Unrevised from 10.0 to 10.1.
10.0 version


Arguments: type &key loud msg default environment

Returns the normalized form of type, which should be a type specifier. If environment is provided, then it is consulted for possible type information.

Types are normalized by attempting to find the simplest type specification which fully describes all types of similar specification. Sometimes this means that the normalization is itself simpler, but sometimes it results in a slightly larger specification. So, for example, when type is given fixnum, it returns the same thing that evaluating `(integer ,most-negative-fixnum ,most-positive-fixnum) would return. Another example is a combination of (or fixnum bignum). When given that form as an argument, normalize-type returns (integer * *), because fixnums and bignums are an exhaustive subset of the type integer.

Arrays are normalized into their (<array> <etype> <dim>) form, where <array> might be array, simple-array, or excl:short-simple-array, and <etype> is the upgraded array element-type, and <dim> forms the dimensions specifications. If the rank of the array type is unknown, * will be used, otherwise a parenthesized form is always given, with * used in individual dimensions that are unkown.

Thus, (normalize-type '(vector float)) returns the type (array (float * *) (*)) and (normalize-type '(simple-bit-vector 10)) returns (simple-array (integer 0 1) (10)).

If the type argument does not represent a type at the time of the call, the actions of normalize-type are thus:

If the type argument is a malformed or impossible type, then loud is called (as described above) if specified and the result is returned, and if loud is not specified, nil is returned.

The msg argument is used only as the first argument to the function which is the value of loud.

Type specifications returned by normalize-type should be considered immutable, and thus should not be destructively modified.

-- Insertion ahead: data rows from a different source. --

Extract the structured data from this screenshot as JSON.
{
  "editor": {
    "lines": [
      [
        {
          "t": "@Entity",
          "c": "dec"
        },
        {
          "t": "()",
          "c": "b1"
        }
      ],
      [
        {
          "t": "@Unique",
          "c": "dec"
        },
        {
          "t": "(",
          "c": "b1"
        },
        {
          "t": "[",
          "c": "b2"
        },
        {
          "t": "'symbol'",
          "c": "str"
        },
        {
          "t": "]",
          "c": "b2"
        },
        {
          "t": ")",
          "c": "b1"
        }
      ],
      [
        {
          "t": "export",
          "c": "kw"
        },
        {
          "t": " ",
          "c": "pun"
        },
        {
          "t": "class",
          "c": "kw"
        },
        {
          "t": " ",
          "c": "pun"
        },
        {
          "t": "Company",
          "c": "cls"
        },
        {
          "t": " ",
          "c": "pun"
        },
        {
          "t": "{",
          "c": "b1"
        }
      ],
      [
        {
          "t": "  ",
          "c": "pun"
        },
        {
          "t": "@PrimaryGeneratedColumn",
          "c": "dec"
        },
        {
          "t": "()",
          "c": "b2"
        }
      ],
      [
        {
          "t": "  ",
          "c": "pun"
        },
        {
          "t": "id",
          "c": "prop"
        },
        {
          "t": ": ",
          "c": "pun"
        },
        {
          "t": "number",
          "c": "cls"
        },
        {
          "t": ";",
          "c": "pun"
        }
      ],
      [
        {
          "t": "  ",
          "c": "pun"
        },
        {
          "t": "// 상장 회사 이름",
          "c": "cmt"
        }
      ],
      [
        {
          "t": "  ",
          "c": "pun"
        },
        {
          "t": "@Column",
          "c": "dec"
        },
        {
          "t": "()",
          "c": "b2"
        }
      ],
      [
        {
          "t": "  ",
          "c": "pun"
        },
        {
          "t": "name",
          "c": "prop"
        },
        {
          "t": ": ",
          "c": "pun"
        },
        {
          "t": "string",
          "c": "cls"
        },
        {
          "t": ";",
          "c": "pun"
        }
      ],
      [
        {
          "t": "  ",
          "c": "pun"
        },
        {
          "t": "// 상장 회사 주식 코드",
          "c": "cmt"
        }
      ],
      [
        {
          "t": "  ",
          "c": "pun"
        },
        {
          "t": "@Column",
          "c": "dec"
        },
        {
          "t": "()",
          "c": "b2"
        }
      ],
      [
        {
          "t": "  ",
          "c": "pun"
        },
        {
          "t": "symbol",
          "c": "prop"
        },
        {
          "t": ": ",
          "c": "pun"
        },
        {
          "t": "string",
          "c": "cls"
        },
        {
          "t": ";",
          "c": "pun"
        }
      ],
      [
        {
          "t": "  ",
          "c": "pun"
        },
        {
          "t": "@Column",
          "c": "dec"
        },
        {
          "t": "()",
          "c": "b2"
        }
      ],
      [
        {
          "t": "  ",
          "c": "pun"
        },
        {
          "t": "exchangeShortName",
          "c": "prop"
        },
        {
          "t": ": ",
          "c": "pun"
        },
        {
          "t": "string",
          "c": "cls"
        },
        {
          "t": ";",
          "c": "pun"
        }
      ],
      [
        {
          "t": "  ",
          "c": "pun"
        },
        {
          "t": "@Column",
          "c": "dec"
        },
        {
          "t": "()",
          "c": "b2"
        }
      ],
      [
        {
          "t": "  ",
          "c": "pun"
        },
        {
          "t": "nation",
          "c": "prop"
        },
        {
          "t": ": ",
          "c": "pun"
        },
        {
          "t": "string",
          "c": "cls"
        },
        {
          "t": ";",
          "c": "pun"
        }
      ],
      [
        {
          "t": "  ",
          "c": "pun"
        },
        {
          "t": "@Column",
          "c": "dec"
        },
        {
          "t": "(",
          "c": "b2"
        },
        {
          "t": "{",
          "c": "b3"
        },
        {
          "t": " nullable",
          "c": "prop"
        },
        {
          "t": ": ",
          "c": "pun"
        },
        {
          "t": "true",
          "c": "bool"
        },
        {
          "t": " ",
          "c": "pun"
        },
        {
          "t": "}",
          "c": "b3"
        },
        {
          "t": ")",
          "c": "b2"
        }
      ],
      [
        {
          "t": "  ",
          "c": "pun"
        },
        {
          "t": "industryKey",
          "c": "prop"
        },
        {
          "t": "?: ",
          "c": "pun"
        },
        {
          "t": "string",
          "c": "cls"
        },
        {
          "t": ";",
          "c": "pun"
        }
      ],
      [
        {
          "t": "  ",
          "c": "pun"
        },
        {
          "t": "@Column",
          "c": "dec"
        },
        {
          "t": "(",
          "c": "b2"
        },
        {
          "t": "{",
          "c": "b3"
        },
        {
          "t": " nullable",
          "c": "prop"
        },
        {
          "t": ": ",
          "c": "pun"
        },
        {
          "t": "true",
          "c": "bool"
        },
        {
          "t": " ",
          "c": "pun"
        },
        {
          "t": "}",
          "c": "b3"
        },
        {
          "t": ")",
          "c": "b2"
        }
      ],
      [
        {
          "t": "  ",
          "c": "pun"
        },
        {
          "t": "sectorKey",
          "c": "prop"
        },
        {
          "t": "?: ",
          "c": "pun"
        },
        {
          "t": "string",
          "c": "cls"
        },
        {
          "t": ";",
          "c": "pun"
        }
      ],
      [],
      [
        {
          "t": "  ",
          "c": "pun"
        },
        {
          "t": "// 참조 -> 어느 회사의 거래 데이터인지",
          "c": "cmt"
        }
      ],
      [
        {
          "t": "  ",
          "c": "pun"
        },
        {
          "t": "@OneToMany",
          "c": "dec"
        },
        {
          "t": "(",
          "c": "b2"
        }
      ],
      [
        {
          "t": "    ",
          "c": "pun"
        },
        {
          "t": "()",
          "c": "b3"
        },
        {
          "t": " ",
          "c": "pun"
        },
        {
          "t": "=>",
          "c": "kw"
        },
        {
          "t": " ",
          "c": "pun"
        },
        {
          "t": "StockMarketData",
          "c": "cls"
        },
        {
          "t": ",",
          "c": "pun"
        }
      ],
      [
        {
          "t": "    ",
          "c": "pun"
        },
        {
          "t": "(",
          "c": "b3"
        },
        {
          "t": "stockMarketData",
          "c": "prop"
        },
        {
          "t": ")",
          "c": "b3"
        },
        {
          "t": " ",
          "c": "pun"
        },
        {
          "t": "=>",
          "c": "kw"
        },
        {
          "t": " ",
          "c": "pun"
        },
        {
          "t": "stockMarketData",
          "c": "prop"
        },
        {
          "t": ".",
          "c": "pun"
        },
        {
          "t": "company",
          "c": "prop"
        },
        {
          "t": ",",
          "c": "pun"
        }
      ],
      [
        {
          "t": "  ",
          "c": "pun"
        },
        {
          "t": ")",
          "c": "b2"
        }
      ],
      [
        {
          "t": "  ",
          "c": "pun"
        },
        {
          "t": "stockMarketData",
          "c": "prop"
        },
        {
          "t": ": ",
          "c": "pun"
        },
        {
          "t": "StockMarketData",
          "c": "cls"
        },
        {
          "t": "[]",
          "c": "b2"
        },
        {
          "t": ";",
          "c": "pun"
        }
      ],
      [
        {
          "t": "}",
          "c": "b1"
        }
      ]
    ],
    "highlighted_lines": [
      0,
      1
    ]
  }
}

We make a distinction above between a `malformed or impossible' type, where nil is returned (absent values specified for default and/or loud) and a value for type that `does not represent a type at the time of the call'. The following examples should make this distinction clear.

;;  Consider the following type specifications and assume they are
;;  passed as the TYPE argument:


;;  If foo hasn't been defined yet, it is an invalid type (though it
;;  might become valid at some other time).  NORMALIZE-TYPE returns T, 
;;  or calls the LOUD function.

'(array foo)

;;  If foo isn't defined, then it is not known whether it will eventually
;;  represent a T or some specialized element-type - in this case
;;  NORMALIZE-TYPE recursively calls itself with a default of '*.  Back
;;  at the other call, if LOUD is specified, it is called, otherwise
;;  (ARRAY * *) is returned.

'(array foo bar bas)

;;  This can never be a type, because it is malformed.  Either LOUD is
;;  called or NIL is returned.

'(and fixnum bignum)

;; This one might seem like an impossible type, but it is not.
;; Since there are no values that are both a fixnum and a bignum, 
;; the result type is NIL, which means the empty type, and 
;; LOUD is never called even if specified.

'(mod -2)

;; This is an impossible type The MOD value must be positive).
;; Either LOUD is called, or NIL is returned.

Copyright (c) 1998-2022, Franz Inc. Lafayette, CA., USA. All rights reserved.
This page was not revised from the 10.0 page.
Created 2019.8.20.

Allegro CL version 10.1
Unrevised from 10.0 to 10.1.
10.0 version